Holding Company Definition
Holding Company is defined as the controlling company that may acquire either the whole or the majority of the shares of another company so as to have a controlling interest in such a company or companies. The controlling company is considered as Holding Company whereas the controlled company or the company whose shares have been acquired is known as Subsidiary Company. Holding Company holds the power to nominate the majority of the directors of the subsidiary company. Holding company only gets such right if it purchases more than 50% shares of another company.
If any company becomes subsidiary company of any other company, the former company shall also be a subsidiary company of the holding company controlling the latter company. A holding company may control its subsidiary company by holding direct or indirect control over the formation of the board of directors and also by holding majority shares of the company.
Advantages of Holding Company
Elimination of competition: As both the companies are managed by the same group therefore, competition between them is automatically eliminated.
Separate accounts and results: Both companies are maintained their account separately, the profitability and financial positions of each company is known separately.
Advantages of self-goodwill: Both the companies maintain their separate identity and as such they maintain their goodwill separately.
Less investment: The people controlling the holding company need investment as comparatively small amount in order to control the subsidiaries.

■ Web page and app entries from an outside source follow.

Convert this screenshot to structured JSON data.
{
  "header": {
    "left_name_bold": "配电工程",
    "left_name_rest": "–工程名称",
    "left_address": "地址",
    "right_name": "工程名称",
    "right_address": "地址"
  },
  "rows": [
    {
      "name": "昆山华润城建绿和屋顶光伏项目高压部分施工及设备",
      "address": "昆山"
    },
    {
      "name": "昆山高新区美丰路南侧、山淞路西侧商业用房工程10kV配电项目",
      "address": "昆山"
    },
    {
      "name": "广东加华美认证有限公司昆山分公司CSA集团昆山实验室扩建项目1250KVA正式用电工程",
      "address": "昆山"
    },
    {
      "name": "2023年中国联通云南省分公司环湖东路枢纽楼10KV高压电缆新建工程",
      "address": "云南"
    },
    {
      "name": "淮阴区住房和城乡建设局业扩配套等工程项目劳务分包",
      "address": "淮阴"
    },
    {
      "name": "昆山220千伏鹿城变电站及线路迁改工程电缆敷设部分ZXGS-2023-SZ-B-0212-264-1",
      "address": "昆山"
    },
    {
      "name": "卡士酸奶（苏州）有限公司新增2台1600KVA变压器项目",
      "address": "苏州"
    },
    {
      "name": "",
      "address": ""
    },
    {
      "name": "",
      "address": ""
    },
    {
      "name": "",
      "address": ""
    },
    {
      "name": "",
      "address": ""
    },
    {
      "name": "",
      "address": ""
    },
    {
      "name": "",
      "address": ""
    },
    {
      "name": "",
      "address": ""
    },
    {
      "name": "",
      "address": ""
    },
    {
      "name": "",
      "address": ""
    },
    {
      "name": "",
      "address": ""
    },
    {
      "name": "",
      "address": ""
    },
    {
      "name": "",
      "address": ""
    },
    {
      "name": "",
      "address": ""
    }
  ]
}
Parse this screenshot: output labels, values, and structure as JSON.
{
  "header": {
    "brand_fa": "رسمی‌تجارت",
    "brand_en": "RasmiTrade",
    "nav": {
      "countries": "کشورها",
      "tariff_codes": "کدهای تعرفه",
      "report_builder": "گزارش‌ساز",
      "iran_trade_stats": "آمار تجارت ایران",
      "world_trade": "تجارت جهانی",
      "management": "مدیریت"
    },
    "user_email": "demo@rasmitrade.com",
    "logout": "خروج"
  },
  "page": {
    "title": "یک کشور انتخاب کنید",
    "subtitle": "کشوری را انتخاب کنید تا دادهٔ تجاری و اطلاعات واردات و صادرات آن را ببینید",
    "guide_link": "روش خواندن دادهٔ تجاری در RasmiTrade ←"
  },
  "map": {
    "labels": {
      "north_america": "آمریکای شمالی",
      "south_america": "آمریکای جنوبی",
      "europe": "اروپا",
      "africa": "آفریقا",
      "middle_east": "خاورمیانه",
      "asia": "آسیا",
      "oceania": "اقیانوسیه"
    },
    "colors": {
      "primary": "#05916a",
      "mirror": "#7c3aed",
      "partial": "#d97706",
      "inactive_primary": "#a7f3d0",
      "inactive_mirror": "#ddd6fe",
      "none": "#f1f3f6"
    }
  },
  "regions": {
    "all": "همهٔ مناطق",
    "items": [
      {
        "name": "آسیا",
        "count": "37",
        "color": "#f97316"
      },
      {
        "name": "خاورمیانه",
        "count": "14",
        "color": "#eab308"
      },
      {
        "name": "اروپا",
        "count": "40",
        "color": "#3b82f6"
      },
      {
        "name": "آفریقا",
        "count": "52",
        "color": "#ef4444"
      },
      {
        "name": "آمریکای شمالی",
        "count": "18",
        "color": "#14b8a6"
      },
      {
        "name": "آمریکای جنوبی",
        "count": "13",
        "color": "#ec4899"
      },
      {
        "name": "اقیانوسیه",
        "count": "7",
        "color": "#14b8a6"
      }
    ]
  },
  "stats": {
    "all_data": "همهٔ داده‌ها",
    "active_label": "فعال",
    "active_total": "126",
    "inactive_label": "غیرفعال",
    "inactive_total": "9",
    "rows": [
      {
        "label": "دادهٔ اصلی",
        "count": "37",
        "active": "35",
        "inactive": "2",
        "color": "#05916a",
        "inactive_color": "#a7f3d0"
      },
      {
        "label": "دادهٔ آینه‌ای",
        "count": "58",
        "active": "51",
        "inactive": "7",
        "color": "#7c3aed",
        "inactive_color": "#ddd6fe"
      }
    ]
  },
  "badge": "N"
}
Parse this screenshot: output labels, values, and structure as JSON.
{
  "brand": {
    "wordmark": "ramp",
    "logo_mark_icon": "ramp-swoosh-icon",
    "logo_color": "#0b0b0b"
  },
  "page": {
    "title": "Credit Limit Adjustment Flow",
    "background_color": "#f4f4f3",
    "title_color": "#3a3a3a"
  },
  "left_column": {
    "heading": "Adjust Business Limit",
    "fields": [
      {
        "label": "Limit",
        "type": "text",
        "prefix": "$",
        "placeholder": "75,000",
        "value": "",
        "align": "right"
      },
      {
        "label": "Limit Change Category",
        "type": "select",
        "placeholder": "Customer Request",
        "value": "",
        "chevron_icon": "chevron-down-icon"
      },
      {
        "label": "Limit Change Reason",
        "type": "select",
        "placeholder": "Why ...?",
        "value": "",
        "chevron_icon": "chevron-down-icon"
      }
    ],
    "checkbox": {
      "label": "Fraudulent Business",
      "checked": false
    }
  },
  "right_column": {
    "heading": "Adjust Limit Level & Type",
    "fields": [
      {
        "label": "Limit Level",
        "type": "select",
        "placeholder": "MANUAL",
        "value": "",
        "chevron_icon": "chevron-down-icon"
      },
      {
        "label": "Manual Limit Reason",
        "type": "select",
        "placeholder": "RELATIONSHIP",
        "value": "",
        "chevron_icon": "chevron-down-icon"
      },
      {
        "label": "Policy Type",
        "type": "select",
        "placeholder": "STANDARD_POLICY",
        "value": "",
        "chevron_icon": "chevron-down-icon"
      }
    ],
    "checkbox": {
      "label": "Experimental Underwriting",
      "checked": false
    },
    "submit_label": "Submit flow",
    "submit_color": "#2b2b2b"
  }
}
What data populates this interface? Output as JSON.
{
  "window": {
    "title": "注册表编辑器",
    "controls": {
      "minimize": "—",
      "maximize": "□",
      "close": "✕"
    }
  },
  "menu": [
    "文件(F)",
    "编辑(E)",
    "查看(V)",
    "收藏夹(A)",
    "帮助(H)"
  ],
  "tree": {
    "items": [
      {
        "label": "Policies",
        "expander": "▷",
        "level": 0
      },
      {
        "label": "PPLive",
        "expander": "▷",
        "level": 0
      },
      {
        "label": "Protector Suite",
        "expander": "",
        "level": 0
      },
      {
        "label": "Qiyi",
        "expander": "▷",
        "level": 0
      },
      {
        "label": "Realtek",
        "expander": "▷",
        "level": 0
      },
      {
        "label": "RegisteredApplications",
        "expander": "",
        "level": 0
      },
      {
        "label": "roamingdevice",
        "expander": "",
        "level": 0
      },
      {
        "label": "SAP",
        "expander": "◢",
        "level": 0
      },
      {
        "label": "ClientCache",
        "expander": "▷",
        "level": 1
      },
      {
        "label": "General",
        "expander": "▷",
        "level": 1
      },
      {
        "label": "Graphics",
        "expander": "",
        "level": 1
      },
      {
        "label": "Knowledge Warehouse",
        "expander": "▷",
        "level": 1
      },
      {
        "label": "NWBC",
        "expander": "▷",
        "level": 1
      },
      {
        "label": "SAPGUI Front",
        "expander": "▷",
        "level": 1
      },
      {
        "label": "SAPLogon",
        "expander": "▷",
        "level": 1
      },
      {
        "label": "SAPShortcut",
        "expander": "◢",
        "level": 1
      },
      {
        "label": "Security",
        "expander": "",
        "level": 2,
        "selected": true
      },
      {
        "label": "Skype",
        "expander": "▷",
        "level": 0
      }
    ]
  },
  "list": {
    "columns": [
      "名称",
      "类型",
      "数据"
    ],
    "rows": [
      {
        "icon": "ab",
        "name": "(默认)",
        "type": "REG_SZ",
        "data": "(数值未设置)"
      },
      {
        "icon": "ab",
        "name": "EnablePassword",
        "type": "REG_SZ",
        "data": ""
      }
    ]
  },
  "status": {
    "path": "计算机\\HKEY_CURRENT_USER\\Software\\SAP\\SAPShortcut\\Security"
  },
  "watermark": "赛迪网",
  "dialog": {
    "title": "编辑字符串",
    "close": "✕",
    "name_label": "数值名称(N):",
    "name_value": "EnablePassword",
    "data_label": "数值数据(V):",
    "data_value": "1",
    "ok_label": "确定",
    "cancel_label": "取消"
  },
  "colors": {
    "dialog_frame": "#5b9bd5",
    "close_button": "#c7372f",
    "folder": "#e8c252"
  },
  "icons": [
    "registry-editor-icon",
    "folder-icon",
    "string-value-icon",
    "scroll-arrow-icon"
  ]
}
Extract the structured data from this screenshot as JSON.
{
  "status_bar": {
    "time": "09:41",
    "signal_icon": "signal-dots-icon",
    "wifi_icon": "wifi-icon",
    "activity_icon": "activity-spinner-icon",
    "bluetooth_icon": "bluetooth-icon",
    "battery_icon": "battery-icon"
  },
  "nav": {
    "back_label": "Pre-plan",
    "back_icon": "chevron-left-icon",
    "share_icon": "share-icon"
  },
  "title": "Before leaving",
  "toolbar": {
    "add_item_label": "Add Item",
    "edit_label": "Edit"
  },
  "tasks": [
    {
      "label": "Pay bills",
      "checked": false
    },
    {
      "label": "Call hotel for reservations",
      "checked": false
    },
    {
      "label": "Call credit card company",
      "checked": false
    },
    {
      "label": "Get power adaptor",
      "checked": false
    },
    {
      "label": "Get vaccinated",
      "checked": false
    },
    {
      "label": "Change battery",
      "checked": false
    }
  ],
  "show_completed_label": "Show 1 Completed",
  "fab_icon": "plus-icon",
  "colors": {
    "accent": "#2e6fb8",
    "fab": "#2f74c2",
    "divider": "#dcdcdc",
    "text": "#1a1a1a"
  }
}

Carry forward the losses: Both companies are maintained their identity separately, in such a case, it would be possible to avail income tax benefit by carrying forward the losses and set off from future profits.
Smooth supply of raw materials: If a holding company holds different subsidiary companies, each of which performs functions at the different stages of production, the companies, as a whole, will not have to depend upon other companies in their activities from procurement of raw materials.
Disadvantages of Holding Company
Forced appointment of directors: The subsidiary companies may be forced to appoint persons of the choosing of holding companies as the directors or other officers at unduly high remuneration.
Speculation in shares: By manipulation of accounts, directors may speculate in the shares of the subsidiary companies if such shares are listed in the stock exchange.
Creation of secret reserves: Secret reserves may be created by the dishonest directors to the detriment of the minority interest.
Oppression of the minority shareholders: Subsidiary company is managed in such a manner as suit the interest of holding company. All the financial and manual resources are used for the benefit of holding company. In such a case there is a danger of the oppression of minority shareholders.
Difficulties in valuation of stock: Difficulties may be faced for valuing stock when it consists of huge quantities of inter-company goods.
Fear of mismanagement: When a group has a good number of subsidiary companies and managerial ability is limited, there may be mismanagement resulting into damage of then group as a whole.
Fraud in inter-company transactions: Inter-company transactions are often entered at fanciful and unduly high or low prices in order to suit the holding companies.
Holding Company Examples
- Alphabet Inc.
- Sony Corporation
- JPMorgan Chase & Co.
- Johnson & Johnson